Go over each line of the entries below, count those with "Tickets", and give only the count.

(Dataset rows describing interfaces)
===
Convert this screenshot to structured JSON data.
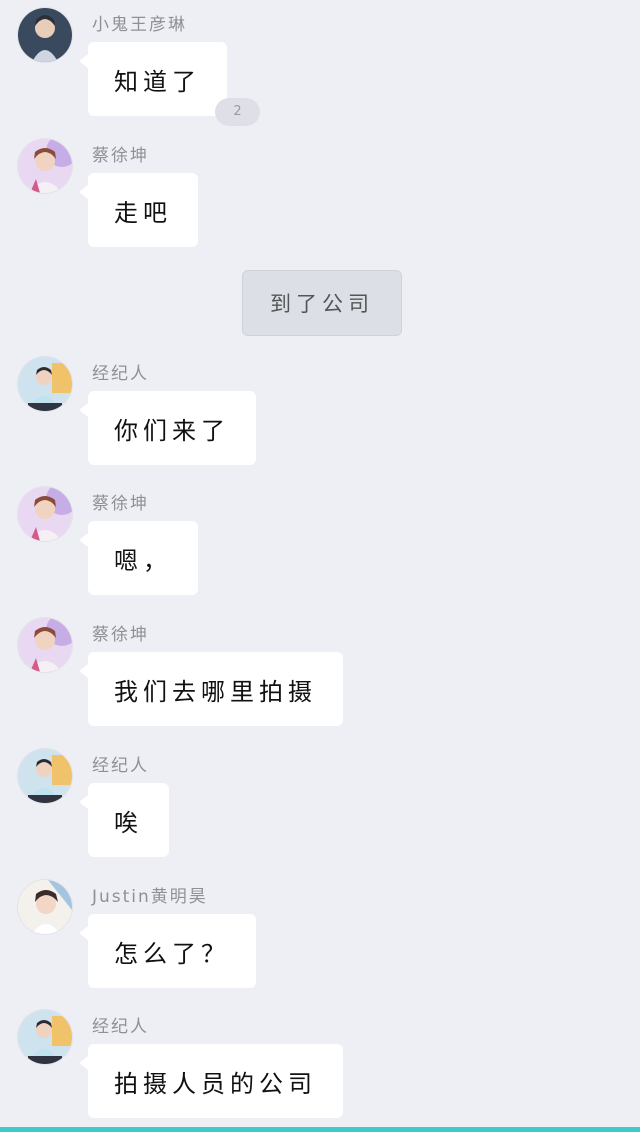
{
  "badge": {
    "count": "2"
  },
  "narration": {
    "text": "到了公司"
  },
  "messages": [
    {
      "sender": "小鬼王彦琳",
      "text": "知道了",
      "avatar": "avatar-wang-yanlin"
    },
    {
      "sender": "蔡徐坤",
      "text": "走吧",
      "avatar": "avatar-cai-xukun"
    },
    {
      "sender": "经纪人",
      "text": "你们来了",
      "avatar": "avatar-manager"
    },
    {
      "sender": "蔡徐坤",
      "text": "嗯，",
      "avatar": "avatar-cai-xukun"
    },
    {
      "sender": "蔡徐坤",
      "text": "我们去哪里拍摄",
      "avatar": "avatar-cai-xukun"
    },
    {
      "sender": "经纪人",
      "text": "唉",
      "avatar": "avatar-manager"
    },
    {
      "sender": "Justin黄明昊",
      "text": "怎么了？",
      "avatar": "avatar-justin"
    },
    {
      "sender": "经纪人",
      "text": "拍摄人员的公司",
      "avatar": "avatar-manager"
    }
  ],
  "colors": {
    "background": "#eeeff4",
    "bubble": "#ffffff",
    "narration": "#dcdfe6",
    "accent_bar": "#3fc9c9"
  }
}
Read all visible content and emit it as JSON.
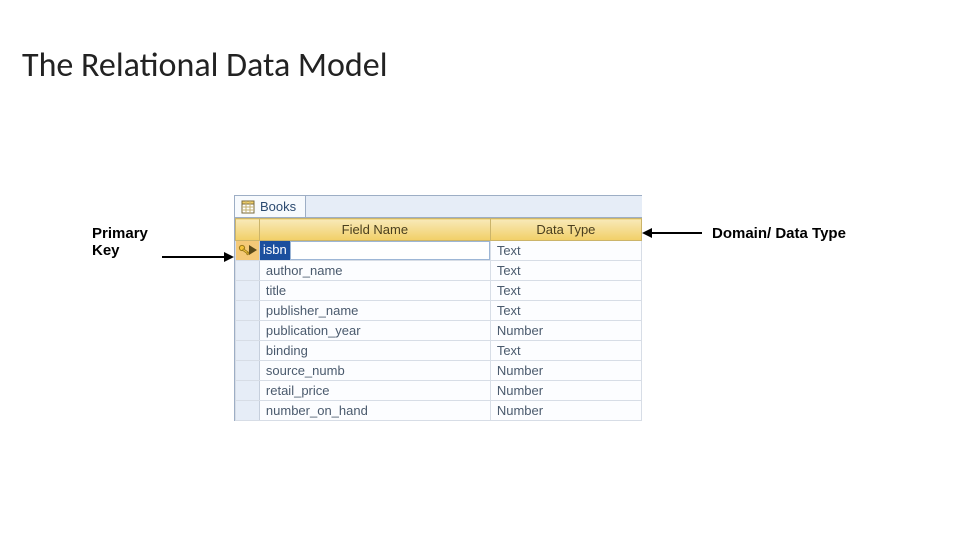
{
  "title": "The Relational Data Model",
  "annotations": {
    "primary_key": "Primary Key",
    "domain_type": "Domain/ Data Type"
  },
  "tab": {
    "label": "Books"
  },
  "headers": {
    "field_name": "Field Name",
    "data_type": "Data Type"
  },
  "rows": [
    {
      "field": "isbn",
      "type": "Text",
      "pk": true,
      "selected": true
    },
    {
      "field": "author_name",
      "type": "Text",
      "pk": false,
      "selected": false
    },
    {
      "field": "title",
      "type": "Text",
      "pk": false,
      "selected": false
    },
    {
      "field": "publisher_name",
      "type": "Text",
      "pk": false,
      "selected": false
    },
    {
      "field": "publication_year",
      "type": "Number",
      "pk": false,
      "selected": false
    },
    {
      "field": "binding",
      "type": "Text",
      "pk": false,
      "selected": false
    },
    {
      "field": "source_numb",
      "type": "Number",
      "pk": false,
      "selected": false
    },
    {
      "field": "retail_price",
      "type": "Number",
      "pk": false,
      "selected": false
    },
    {
      "field": "number_on_hand",
      "type": "Number",
      "pk": false,
      "selected": false
    }
  ]
}
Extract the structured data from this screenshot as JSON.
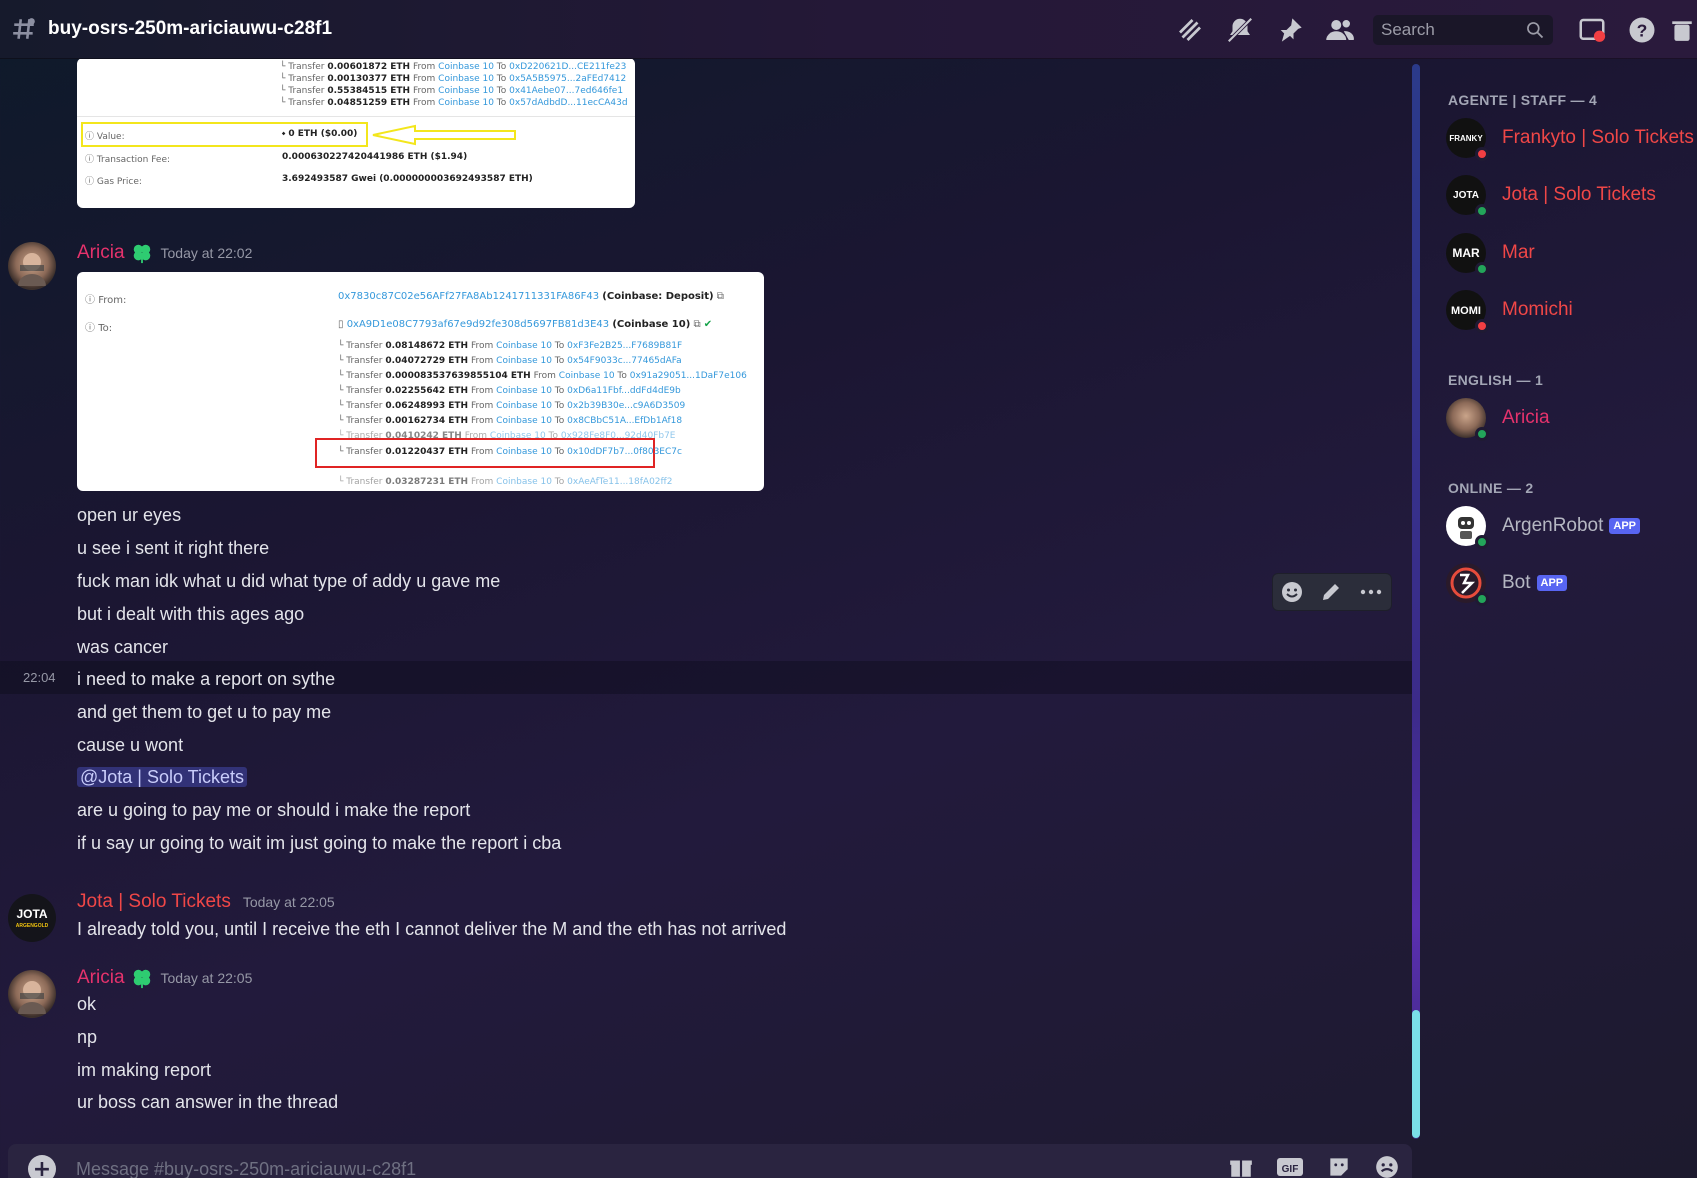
{
  "header": {
    "channel_name": "buy-osrs-250m-ariciauwu-c28f1",
    "search_placeholder": "Search"
  },
  "messages": {
    "embed1": {
      "transfers": [
        {
          "text": "Transfer",
          "amount": "0.00601872 ETH",
          "from_label": "From",
          "from": "Coinbase 10",
          "to_label": "To",
          "to": "0xD220621D...CE211fe23"
        },
        {
          "text": "Transfer",
          "amount": "0.00130377 ETH",
          "from_label": "From",
          "from": "Coinbase 10",
          "to_label": "To",
          "to": "0x5A5B5975...2aFEd7412"
        },
        {
          "text": "Transfer",
          "amount": "0.55384515 ETH",
          "from_label": "From",
          "from": "Coinbase 10",
          "to_label": "To",
          "to": "0x41Aebe07...7ed646fe1"
        },
        {
          "text": "Transfer",
          "amount": "0.04851259 ETH",
          "from_label": "From",
          "from": "Coinbase 10",
          "to_label": "To",
          "to": "0x57dAdbdD...11ecCA43d"
        }
      ],
      "value_label": "Value:",
      "value": "0 ETH ($0.00)",
      "fee_label": "Transaction Fee:",
      "fee": "0.000630227420441986 ETH ($1.94)",
      "gas_label": "Gas Price:",
      "gas": "3.692493587 Gwei (0.000000003692493587 ETH)"
    },
    "msg1": {
      "author": "Aricia",
      "timestamp": "Today at 22:02",
      "embed": {
        "from_label": "From:",
        "from_addr": "0x7830c87C02e56AFf27FA8Ab1241711331FA86F43",
        "from_tag": "(Coinbase: Deposit)",
        "to_label": "To:",
        "to_addr": "0xA9D1e08C7793af67e9d92fe308d5697FB81d3E43",
        "to_tag": "(Coinbase 10)",
        "transfers": [
          {
            "amount": "0.08148672 ETH",
            "to": "0xF3Fe2B25...F7689B81F"
          },
          {
            "amount": "0.04072729 ETH",
            "to": "0x54F9033c...77465dAFa"
          },
          {
            "amount": "0.000083537639855104 ETH",
            "to": "0x91a29051...1DaF7e106"
          },
          {
            "amount": "0.02255642 ETH",
            "to": "0xD6a11Fbf...ddFd4dE9b"
          },
          {
            "amount": "0.06248993 ETH",
            "to": "0x2b39B30e...c9A6D3509"
          },
          {
            "amount": "0.00162734 ETH",
            "to": "0x8CBbC51A...EfDb1Af18"
          },
          {
            "amount": "0.0410242 ETH",
            "to": "0x928Fe8F0...92d40Fb7E"
          },
          {
            "amount": "0.01220437 ETH",
            "to": "0x10dDF7b7...0f803EC7c"
          },
          {
            "amount": "0.03287231 ETH",
            "to": "0xAeAfTe11...18fA02ff2"
          }
        ],
        "transfer_word": "Transfer",
        "from_word": "From",
        "from_entity": "Coinbase 10",
        "to_word": "To"
      },
      "lines": [
        "open ur eyes",
        "u see i sent it right there",
        "fuck man idk what u did what type of addy u gave me",
        "but i dealt with this ages ago",
        "was cancer",
        "i need to make a report on sythe",
        "and get them to get u to pay me",
        "cause u wont",
        "@Jota | Solo Tickets",
        "are u going to pay me or should i make the report",
        "if u say ur going to wait im just going to make the report i cba"
      ],
      "hover_time": "22:04"
    },
    "msg2": {
      "author": "Jota | Solo Tickets",
      "timestamp": "Today at 22:05",
      "avatar_text": "JOTA",
      "avatar_sub": "ARGENGOLD",
      "text": "I already told you, until I receive the eth I cannot deliver the M and the eth has not arrived"
    },
    "msg3": {
      "author": "Aricia",
      "timestamp": "Today at 22:05",
      "lines": [
        "ok",
        "np",
        "im making report",
        "ur boss can answer in the thread"
      ]
    }
  },
  "composer": {
    "placeholder": "Message #buy-osrs-250m-ariciauwu-c28f1"
  },
  "members": {
    "groups": [
      {
        "title": "AGENTE | STAFF — 4"
      },
      {
        "title": "ENGLISH — 1"
      },
      {
        "title": "ONLINE — 2"
      }
    ],
    "list": [
      {
        "name": "Frankyto | Solo Tickets",
        "avatar_text": "FRANKY",
        "status": "dnd"
      },
      {
        "name": "Jota | Solo Tickets",
        "avatar_text": "JOTA",
        "status": "online"
      },
      {
        "name": "Mar",
        "avatar_text": "MAR",
        "status": "online"
      },
      {
        "name": "Momichi",
        "avatar_text": "MOMI",
        "status": "dnd"
      },
      {
        "name": "Aricia",
        "status": "online"
      },
      {
        "name": "ArgenRobot",
        "badge": "APP",
        "status": "online"
      },
      {
        "name": "Bot",
        "badge": "APP",
        "status": "online"
      }
    ]
  },
  "colors": {
    "staff_name": "#f04747",
    "aricia_name": "#e5326c",
    "online_name": "#b5b7c2",
    "link": "#3498db"
  }
}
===
* Expected output:
4